## [Work to complete]
The whole listing must be returned exactly, with no line missing.

## [Stored data]
□ □ □ □

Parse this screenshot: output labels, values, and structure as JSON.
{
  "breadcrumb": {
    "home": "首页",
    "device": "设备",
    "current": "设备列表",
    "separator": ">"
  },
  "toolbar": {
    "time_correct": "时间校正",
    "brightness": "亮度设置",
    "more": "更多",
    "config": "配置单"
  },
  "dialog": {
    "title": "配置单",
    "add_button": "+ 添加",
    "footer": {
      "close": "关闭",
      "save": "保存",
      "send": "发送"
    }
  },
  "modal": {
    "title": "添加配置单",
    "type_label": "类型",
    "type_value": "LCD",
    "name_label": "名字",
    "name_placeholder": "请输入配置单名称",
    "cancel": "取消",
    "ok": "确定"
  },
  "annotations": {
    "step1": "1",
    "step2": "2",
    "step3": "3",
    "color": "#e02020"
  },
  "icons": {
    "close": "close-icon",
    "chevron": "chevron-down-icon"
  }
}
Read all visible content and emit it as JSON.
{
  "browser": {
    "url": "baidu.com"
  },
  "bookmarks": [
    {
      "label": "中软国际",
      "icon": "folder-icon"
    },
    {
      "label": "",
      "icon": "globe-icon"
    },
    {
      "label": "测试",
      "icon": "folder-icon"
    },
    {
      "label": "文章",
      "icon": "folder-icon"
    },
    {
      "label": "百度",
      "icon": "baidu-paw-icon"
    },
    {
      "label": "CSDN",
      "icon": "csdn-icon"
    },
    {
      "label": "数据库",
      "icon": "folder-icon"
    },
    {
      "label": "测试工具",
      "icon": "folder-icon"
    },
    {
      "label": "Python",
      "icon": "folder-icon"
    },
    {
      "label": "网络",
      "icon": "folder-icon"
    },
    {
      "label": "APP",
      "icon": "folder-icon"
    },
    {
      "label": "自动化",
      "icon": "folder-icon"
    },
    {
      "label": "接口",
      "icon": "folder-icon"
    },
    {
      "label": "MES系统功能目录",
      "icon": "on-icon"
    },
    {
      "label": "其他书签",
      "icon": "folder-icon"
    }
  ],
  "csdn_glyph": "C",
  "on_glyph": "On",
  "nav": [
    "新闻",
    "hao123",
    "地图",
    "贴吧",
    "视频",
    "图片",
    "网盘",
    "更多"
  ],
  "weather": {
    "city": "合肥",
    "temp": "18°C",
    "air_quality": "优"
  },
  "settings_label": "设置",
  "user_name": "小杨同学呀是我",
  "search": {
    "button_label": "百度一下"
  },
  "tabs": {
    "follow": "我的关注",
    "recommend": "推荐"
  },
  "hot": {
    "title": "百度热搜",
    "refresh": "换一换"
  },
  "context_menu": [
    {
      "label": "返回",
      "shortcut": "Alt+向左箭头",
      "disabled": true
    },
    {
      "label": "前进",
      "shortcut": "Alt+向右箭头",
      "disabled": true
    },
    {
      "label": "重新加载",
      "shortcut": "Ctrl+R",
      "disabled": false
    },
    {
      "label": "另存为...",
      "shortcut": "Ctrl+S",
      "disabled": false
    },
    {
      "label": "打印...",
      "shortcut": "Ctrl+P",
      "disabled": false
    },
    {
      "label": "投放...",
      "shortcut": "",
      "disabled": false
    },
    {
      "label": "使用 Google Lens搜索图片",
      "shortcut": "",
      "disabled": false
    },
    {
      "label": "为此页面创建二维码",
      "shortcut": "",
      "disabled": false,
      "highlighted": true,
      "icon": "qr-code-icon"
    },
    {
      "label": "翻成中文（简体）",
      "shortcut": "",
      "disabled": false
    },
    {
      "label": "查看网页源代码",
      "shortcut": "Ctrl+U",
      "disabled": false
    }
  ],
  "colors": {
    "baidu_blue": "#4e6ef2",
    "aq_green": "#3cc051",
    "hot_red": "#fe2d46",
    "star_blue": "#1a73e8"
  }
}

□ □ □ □

## [Output]
Parse this screenshot: output labels, values, and structure as JSON.
{
  "breadcrumb": {
    "home": "首页",
    "device": "设备",
    "current": "设备列表",
    "separator": ">"
  },
  "toolbar": {
    "time_correct": "时间校正",
    "brightness": "亮度设置",
    "more": "更多",
    "config": "配置单"
  },
  "dialog": {
    "title": "配置单",
    "add_button": "+ 添加",
    "footer": {
      "close": "关闭",
      "save": "保存",
      "send": "发送"
    }
  },
  "modal": {
    "title": "添加配置单",
    "type_label": "类型",
    "type_value": "LCD",
    "name_label": "名字",
    "name_placeholder": "请输入配置单名称",
    "cancel": "取消",
    "ok": "确定"
  },
  "annotations": {
    "step1": "1",
    "step2": "2",
    "step3": "3",
    "color": "#e02020"
  },
  "icons": {
    "close": "close-icon",
    "chevron": "chevron-down-icon"
  }
}
Read all visible content and emit it as JSON.
{
  "browser": {
    "url": "baidu.com"
  },
  "bookmarks": [
    {
      "label": "中软国际",
      "icon": "folder-icon"
    },
    {
      "label": "",
      "icon": "globe-icon"
    },
    {
      "label": "测试",
      "icon": "folder-icon"
    },
    {
      "label": "文章",
      "icon": "folder-icon"
    },
    {
      "label": "百度",
      "icon": "baidu-paw-icon"
    },
    {
      "label": "CSDN",
      "icon": "csdn-icon"
    },
    {
      "label": "数据库",
      "icon": "folder-icon"
    },
    {
      "label": "测试工具",
      "icon": "folder-icon"
    },
    {
      "label": "Python",
      "icon": "folder-icon"
    },
    {
      "label": "网络",
      "icon": "folder-icon"
    },
    {
      "label": "APP",
      "icon": "folder-icon"
    },
    {
      "label": "自动化",
      "icon": "folder-icon"
    },
    {
      "label": "接口",
      "icon": "folder-icon"
    },
    {
      "label": "MES系统功能目录",
      "icon": "on-icon"
    },
    {
      "label": "其他书签",
      "icon": "folder-icon"
    }
  ],
  "csdn_glyph": "C",
  "on_glyph": "On",
  "nav": [
    "新闻",
    "hao123",
    "地图",
    "贴吧",
    "视频",
    "图片",
    "网盘",
    "更多"
  ],
  "weather": {
    "city": "合肥",
    "temp": "18°C",
    "air_quality": "优"
  },
  "settings_label": "设置",
  "user_name": "小杨同学呀是我",
  "search": {
    "button_label": "百度一下"
  },
  "tabs": {
    "follow": "我的关注",
    "recommend": "推荐"
  },
  "hot": {
    "title": "百度热搜",
    "refresh": "换一换"
  },
  "context_menu": [
    {
      "label": "返回",
      "shortcut": "Alt+向左箭头",
      "disabled": true
    },
    {
      "label": "前进",
      "shortcut": "Alt+向右箭头",
      "disabled": true
    },
    {
      "label": "重新加载",
      "shortcut": "Ctrl+R",
      "disabled": false
    },
    {
      "label": "另存为...",
      "shortcut": "Ctrl+S",
      "disabled": false
    },
    {
      "label": "打印...",
      "shortcut": "Ctrl+P",
      "disabled": false
    },
    {
      "label": "投放...",
      "shortcut": "",
      "disabled": false
    },
    {
      "label": "使用 Google Lens搜索图片",
      "shortcut": "",
      "disabled": false
    },
    {
      "label": "为此页面创建二维码",
      "shortcut": "",
      "disabled": false,
      "highlighted": true,
      "icon": "qr-code-icon"
    },
    {
      "label": "翻成中文（简体）",
      "shortcut": "",
      "disabled": false
    },
    {
      "label": "查看网页源代码",
      "shortcut": "Ctrl+U",
      "disabled": false
    }
  ],
  "colors": {
    "baidu_blue": "#4e6ef2",
    "aq_green": "#3cc051",
    "hot_red": "#fe2d46",
    "star_blue": "#1a73e8"
  }
}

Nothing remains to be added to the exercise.